_Exercise objective:_
Return a faithful copy of all the entries, omitting the images.

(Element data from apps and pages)
----
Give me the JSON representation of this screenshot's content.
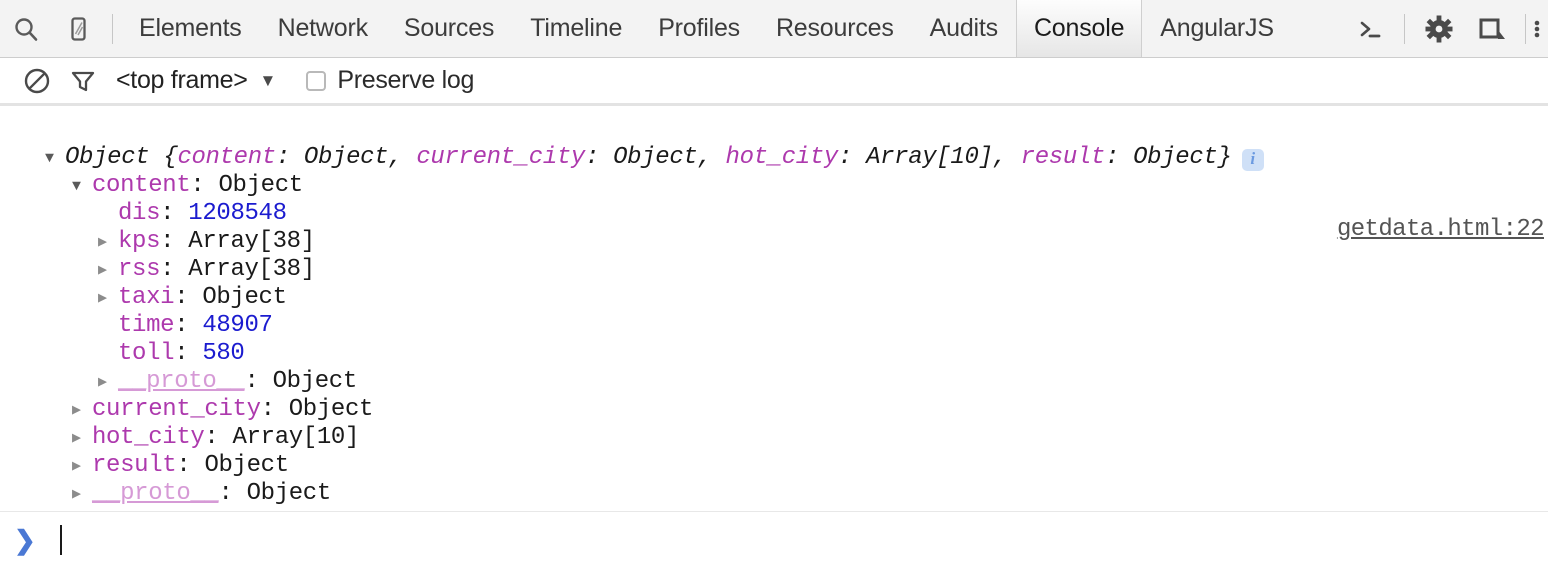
{
  "toolbar": {
    "icons": [
      {
        "name": "search-icon",
        "label": "Search"
      },
      {
        "name": "device-toolbar-icon",
        "label": "Toggle device mode"
      }
    ],
    "tabs": [
      {
        "label": "Elements",
        "active": false
      },
      {
        "label": "Network",
        "active": false
      },
      {
        "label": "Sources",
        "active": false
      },
      {
        "label": "Timeline",
        "active": false
      },
      {
        "label": "Profiles",
        "active": false
      },
      {
        "label": "Resources",
        "active": false
      },
      {
        "label": "Audits",
        "active": false
      },
      {
        "label": "Console",
        "active": true
      },
      {
        "label": "AngularJS",
        "active": false
      }
    ],
    "right_icons": [
      {
        "name": "console-drawer-icon",
        "label": "Show console drawer"
      },
      {
        "name": "gear-icon",
        "label": "Settings"
      },
      {
        "name": "dock-panel-icon",
        "label": "Dock side"
      },
      {
        "name": "more-vertical-icon",
        "label": "More"
      }
    ]
  },
  "filterbar": {
    "clear_icon": "clear-console-icon",
    "filter_icon": "filter-icon",
    "frame_label": "<top frame>",
    "frame_arrow": "▼",
    "preserve_log_label": "Preserve log",
    "preserve_log_checked": false
  },
  "console": {
    "source_link": "getdata.html:22",
    "header": {
      "type": "Object",
      "open_brace": " {",
      "close_brace": "}",
      "preview": [
        {
          "key": "content",
          "value": "Object",
          "sep": ", "
        },
        {
          "key": "current_city",
          "value": "Object",
          "sep": ", "
        },
        {
          "key": "hot_city",
          "value": "Array[10]",
          "sep": ", "
        },
        {
          "key": "result",
          "value": "Object",
          "sep": ""
        }
      ]
    },
    "rows": [
      {
        "indent": 1,
        "marker": "open",
        "key": "content",
        "key_style": "prop",
        "value": "Object",
        "value_style": "obj"
      },
      {
        "indent": 2,
        "marker": "none",
        "key": "dis",
        "key_style": "prop",
        "value": "1208548",
        "value_style": "num"
      },
      {
        "indent": 2,
        "marker": "closed",
        "key": "kps",
        "key_style": "prop",
        "value": "Array[38]",
        "value_style": "obj"
      },
      {
        "indent": 2,
        "marker": "closed",
        "key": "rss",
        "key_style": "prop",
        "value": "Array[38]",
        "value_style": "obj"
      },
      {
        "indent": 2,
        "marker": "closed",
        "key": "taxi",
        "key_style": "prop",
        "value": "Object",
        "value_style": "obj"
      },
      {
        "indent": 2,
        "marker": "none",
        "key": "time",
        "key_style": "prop",
        "value": "48907",
        "value_style": "num"
      },
      {
        "indent": 2,
        "marker": "none",
        "key": "toll",
        "key_style": "prop",
        "value": "580",
        "value_style": "num"
      },
      {
        "indent": 2,
        "marker": "closed",
        "key": "__proto__",
        "key_style": "proto",
        "value": "Object",
        "value_style": "obj"
      },
      {
        "indent": 1,
        "marker": "closed",
        "key": "current_city",
        "key_style": "prop",
        "value": "Object",
        "value_style": "obj"
      },
      {
        "indent": 1,
        "marker": "closed",
        "key": "hot_city",
        "key_style": "prop",
        "value": "Array[10]",
        "value_style": "obj"
      },
      {
        "indent": 1,
        "marker": "closed",
        "key": "result",
        "key_style": "prop",
        "value": "Object",
        "value_style": "obj"
      },
      {
        "indent": 1,
        "marker": "closed",
        "key": "__proto__",
        "key_style": "proto",
        "value": "Object",
        "value_style": "obj"
      }
    ]
  },
  "prompt": {
    "chevron": "❯",
    "input_value": ""
  },
  "colors": {
    "property": "#ad39ad",
    "proto": "#d69ad6",
    "number": "#1b1bcf",
    "text": "#1a1a1a",
    "toolbar_bg": "#f3f3f3",
    "prompt_blue": "#4a78d4",
    "info_badge": "#cfe0f7"
  }
}
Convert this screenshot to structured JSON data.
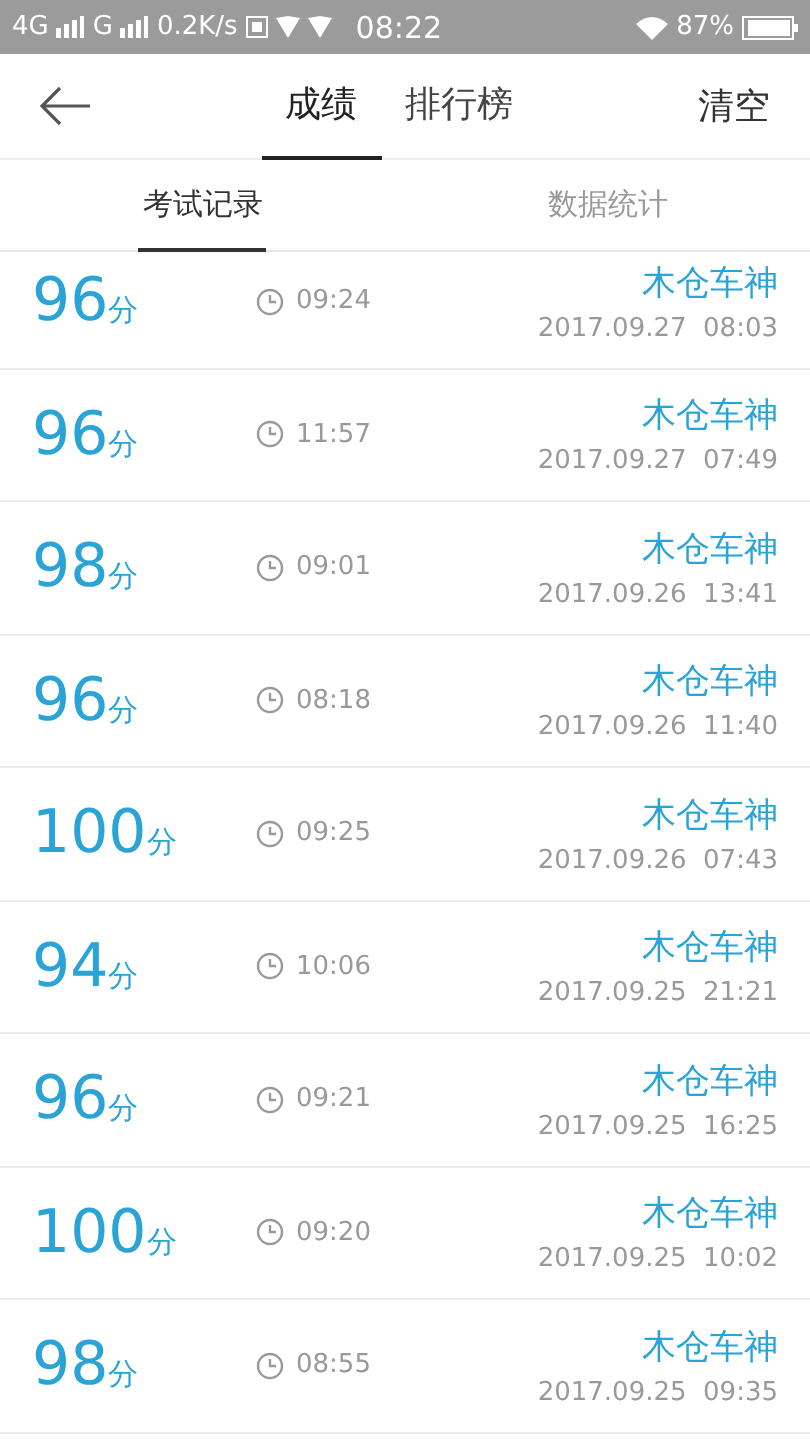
{
  "status_bar": {
    "network_1": "4G",
    "network_2": "G",
    "speed": "0.2K/s",
    "time": "08:22",
    "battery": "87%"
  },
  "header": {
    "tabs": [
      {
        "label": "成绩",
        "selected": true
      },
      {
        "label": "排行榜",
        "selected": false
      }
    ],
    "action": "清空"
  },
  "sub_tabs": [
    {
      "label": "考试记录",
      "selected": true
    },
    {
      "label": "数据统计",
      "selected": false
    }
  ],
  "records": [
    {
      "score": "96",
      "unit": "分",
      "duration": "09:24",
      "name": "木仓车神",
      "date": "2017.09.27",
      "time": "08:03"
    },
    {
      "score": "96",
      "unit": "分",
      "duration": "11:57",
      "name": "木仓车神",
      "date": "2017.09.27",
      "time": "07:49"
    },
    {
      "score": "98",
      "unit": "分",
      "duration": "09:01",
      "name": "木仓车神",
      "date": "2017.09.26",
      "time": "13:41"
    },
    {
      "score": "96",
      "unit": "分",
      "duration": "08:18",
      "name": "木仓车神",
      "date": "2017.09.26",
      "time": "11:40"
    },
    {
      "score": "100",
      "unit": "分",
      "duration": "09:25",
      "name": "木仓车神",
      "date": "2017.09.26",
      "time": "07:43"
    },
    {
      "score": "94",
      "unit": "分",
      "duration": "10:06",
      "name": "木仓车神",
      "date": "2017.09.25",
      "time": "21:21"
    },
    {
      "score": "96",
      "unit": "分",
      "duration": "09:21",
      "name": "木仓车神",
      "date": "2017.09.25",
      "time": "16:25"
    },
    {
      "score": "100",
      "unit": "分",
      "duration": "09:20",
      "name": "木仓车神",
      "date": "2017.09.25",
      "time": "10:02"
    },
    {
      "score": "98",
      "unit": "分",
      "duration": "08:55",
      "name": "木仓车神",
      "date": "2017.09.25",
      "time": "09:35"
    }
  ]
}
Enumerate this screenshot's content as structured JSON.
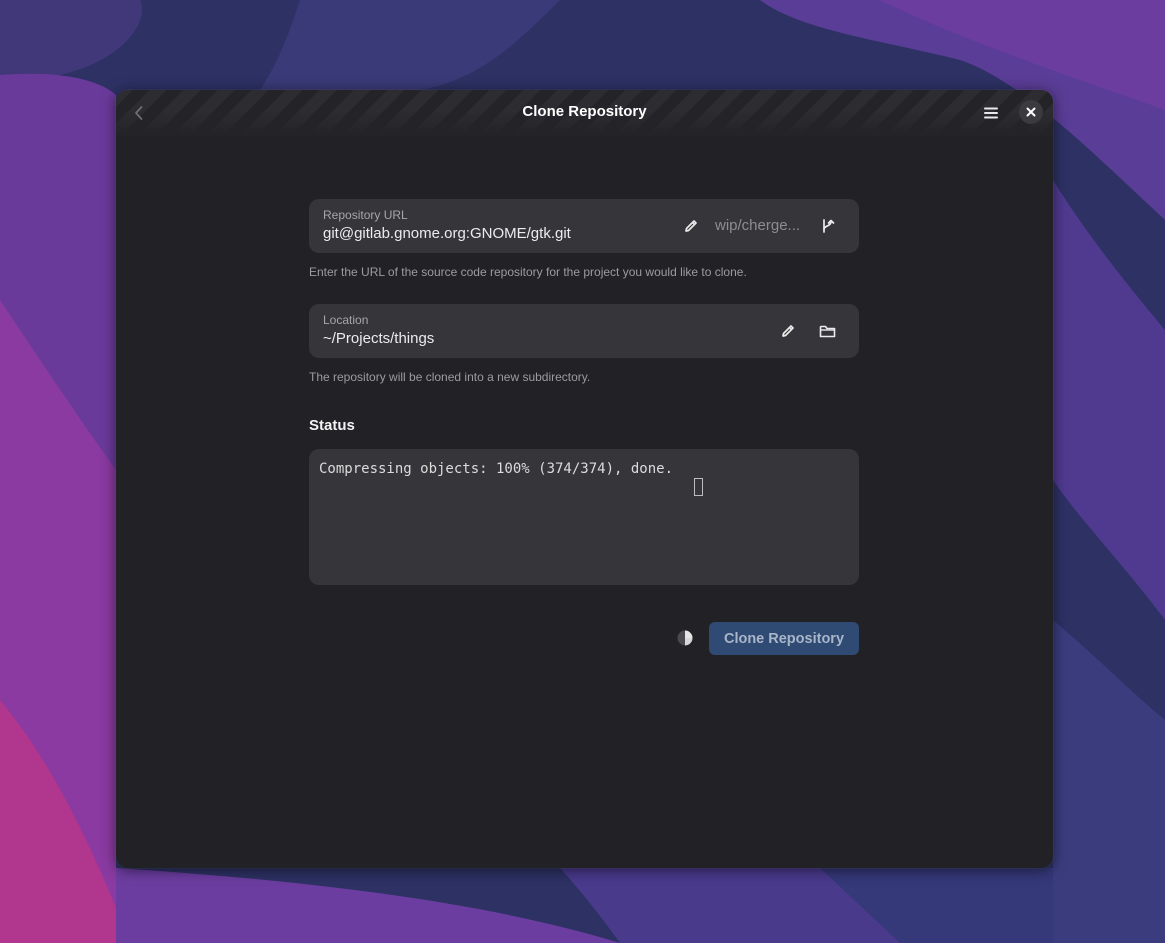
{
  "window": {
    "title": "Clone Repository"
  },
  "headerbar": {
    "back_icon": "go-previous-icon",
    "menu_icon": "hamburger-menu-icon",
    "close_icon": "close-icon"
  },
  "repository": {
    "label": "Repository URL",
    "value": "git@gitlab.gnome.org:GNOME/gtk.git",
    "branch": "wip/cherge...",
    "hint": "Enter the URL of the source code repository for the project you would like to clone.",
    "edit_icon": "pencil-icon",
    "branch_icon": "branch-icon"
  },
  "location": {
    "label": "Location",
    "value": "~/Projects/things",
    "hint": "The repository will be cloned into a new subdirectory.",
    "edit_icon": "pencil-icon",
    "folder_icon": "folder-icon"
  },
  "status": {
    "heading": "Status",
    "output": "Compressing objects: 100% (374/374), done."
  },
  "actions": {
    "clone_label": "Clone Repository",
    "spinner_icon": "progress-spinner-icon"
  },
  "colors": {
    "window_bg": "#222226",
    "row_bg": "#36363a",
    "button_bg": "#2f4a73"
  }
}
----
_Written answer:_
Give me the JSON representation of this screenshot's content.
{
  "toolbar": {
    "icons": [
      {
        "name": "search-icon",
        "label": "Search"
      },
      {
        "name": "device-toolbar-icon",
        "label": "Toggle device mode"
      }
    ],
    "tabs": [
      {
        "label": "Elements",
        "active": false
      },
      {
        "label": "Network",
        "active": false
      },
      {
        "label": "Sources",
        "active": false
      },
      {
        "label": "Timeline",
        "active": false
      },
      {
        "label": "Profiles",
        "active": false
      },
      {
        "label": "Resources",
        "active": false
      },
      {
        "label": "Audits",
        "active": false
      },
      {
        "label": "Console",
        "active": true
      },
      {
        "label": "AngularJS",
        "active": false
      }
    ],
    "right_icons": [
      {
        "name": "console-drawer-icon",
        "label": "Show console drawer"
      },
      {
        "name": "gear-icon",
        "label": "Settings"
      },
      {
        "name": "dock-panel-icon",
        "label": "Dock side"
      },
      {
        "name": "more-vertical-icon",
        "label": "More"
      }
    ]
  },
  "filterbar": {
    "clear_icon": "clear-console-icon",
    "filter_icon": "filter-icon",
    "frame_label": "<top frame>",
    "frame_arrow": "▼",
    "preserve_log_label": "Preserve log",
    "preserve_log_checked": false
  },
  "console": {
    "source_link": "getdata.html:22",
    "header": {
      "type": "Object",
      "open_brace": " {",
      "close_brace": "}",
      "preview": [
        {
          "key": "content",
          "value": "Object",
          "sep": ", "
        },
        {
          "key": "current_city",
          "value": "Object",
          "sep": ", "
        },
        {
          "key": "hot_city",
          "value": "Array[10]",
          "sep": ", "
        },
        {
          "key": "result",
          "value": "Object",
          "sep": ""
        }
      ]
    },
    "rows": [
      {
        "indent": 1,
        "marker": "open",
        "key": "content",
        "key_style": "prop",
        "value": "Object",
        "value_style": "obj"
      },
      {
        "indent": 2,
        "marker": "none",
        "key": "dis",
        "key_style": "prop",
        "value": "1208548",
        "value_style": "num"
      },
      {
        "indent": 2,
        "marker": "closed",
        "key": "kps",
        "key_style": "prop",
        "value": "Array[38]",
        "value_style": "obj"
      },
      {
        "indent": 2,
        "marker": "closed",
        "key": "rss",
        "key_style": "prop",
        "value": "Array[38]",
        "value_style": "obj"
      },
      {
        "indent": 2,
        "marker": "closed",
        "key": "taxi",
        "key_style": "prop",
        "value": "Object",
        "value_style": "obj"
      },
      {
        "indent": 2,
        "marker": "none",
        "key": "time",
        "key_style": "prop",
        "value": "48907",
        "value_style": "num"
      },
      {
        "indent": 2,
        "marker": "none",
        "key": "toll",
        "key_style": "prop",
        "value": "580",
        "value_style": "num"
      },
      {
        "indent": 2,
        "marker": "closed",
        "key": "__proto__",
        "key_style": "proto",
        "value": "Object",
        "value_style": "obj"
      },
      {
        "indent": 1,
        "marker": "closed",
        "key": "current_city",
        "key_style": "prop",
        "value": "Object",
        "value_style": "obj"
      },
      {
        "indent": 1,
        "marker": "closed",
        "key": "hot_city",
        "key_style": "prop",
        "value": "Array[10]",
        "value_style": "obj"
      },
      {
        "indent": 1,
        "marker": "closed",
        "key": "result",
        "key_style": "prop",
        "value": "Object",
        "value_style": "obj"
      },
      {
        "indent": 1,
        "marker": "closed",
        "key": "__proto__",
        "key_style": "proto",
        "value": "Object",
        "value_style": "obj"
      }
    ]
  },
  "prompt": {
    "chevron": "❯",
    "input_value": ""
  },
  "colors": {
    "property": "#ad39ad",
    "proto": "#d69ad6",
    "number": "#1b1bcf",
    "text": "#1a1a1a",
    "toolbar_bg": "#f3f3f3",
    "prompt_blue": "#4a78d4",
    "info_badge": "#cfe0f7"
  }
}
Convert this screenshot to structured JSON data.
{
  "status_bar": {
    "network_1": "4G",
    "network_2": "G",
    "speed": "0.2K/s",
    "time": "08:22",
    "battery": "87%"
  },
  "header": {
    "tabs": [
      {
        "label": "成绩",
        "selected": true
      },
      {
        "label": "排行榜",
        "selected": false
      }
    ],
    "action": "清空"
  },
  "sub_tabs": [
    {
      "label": "考试记录",
      "selected": true
    },
    {
      "label": "数据统计",
      "selected": false
    }
  ],
  "records": [
    {
      "score": "96",
      "unit": "分",
      "duration": "09:24",
      "name": "木仓车神",
      "date": "2017.09.27",
      "time": "08:03"
    },
    {
      "score": "96",
      "unit": "分",
      "duration": "11:57",
      "name": "木仓车神",
      "date": "2017.09.27",
      "time": "07:49"
    },
    {
      "score": "98",
      "unit": "分",
      "duration": "09:01",
      "name": "木仓车神",
      "date": "2017.09.26",
      "time": "13:41"
    },
    {
      "score": "96",
      "unit": "分",
      "duration": "08:18",
      "name": "木仓车神",
      "date": "2017.09.26",
      "time": "11:40"
    },
    {
      "score": "100",
      "unit": "分",
      "duration": "09:25",
      "name": "木仓车神",
      "date": "2017.09.26",
      "time": "07:43"
    },
    {
      "score": "94",
      "unit": "分",
      "duration": "10:06",
      "name": "木仓车神",
      "date": "2017.09.25",
      "time": "21:21"
    },
    {
      "score": "96",
      "unit": "分",
      "duration": "09:21",
      "name": "木仓车神",
      "date": "2017.09.25",
      "time": "16:25"
    },
    {
      "score": "100",
      "unit": "分",
      "duration": "09:20",
      "name": "木仓车神",
      "date": "2017.09.25",
      "time": "10:02"
    },
    {
      "score": "98",
      "unit": "分",
      "duration": "08:55",
      "name": "木仓车神",
      "date": "2017.09.25",
      "time": "09:35"
    }
  ]
}
Enumerate this screenshot's content as structured JSON.
{
  "window": {
    "title": "Clone Repository"
  },
  "headerbar": {
    "back_icon": "go-previous-icon",
    "menu_icon": "hamburger-menu-icon",
    "close_icon": "close-icon"
  },
  "repository": {
    "label": "Repository URL",
    "value": "git@gitlab.gnome.org:GNOME/gtk.git",
    "branch": "wip/cherge...",
    "hint": "Enter the URL of the source code repository for the project you would like to clone.",
    "edit_icon": "pencil-icon",
    "branch_icon": "branch-icon"
  },
  "location": {
    "label": "Location",
    "value": "~/Projects/things",
    "hint": "The repository will be cloned into a new subdirectory.",
    "edit_icon": "pencil-icon",
    "folder_icon": "folder-icon"
  },
  "status": {
    "heading": "Status",
    "output": "Compressing objects: 100% (374/374), done."
  },
  "actions": {
    "clone_label": "Clone Repository",
    "spinner_icon": "progress-spinner-icon"
  },
  "colors": {
    "window_bg": "#222226",
    "row_bg": "#36363a",
    "button_bg": "#2f4a73"
  }
}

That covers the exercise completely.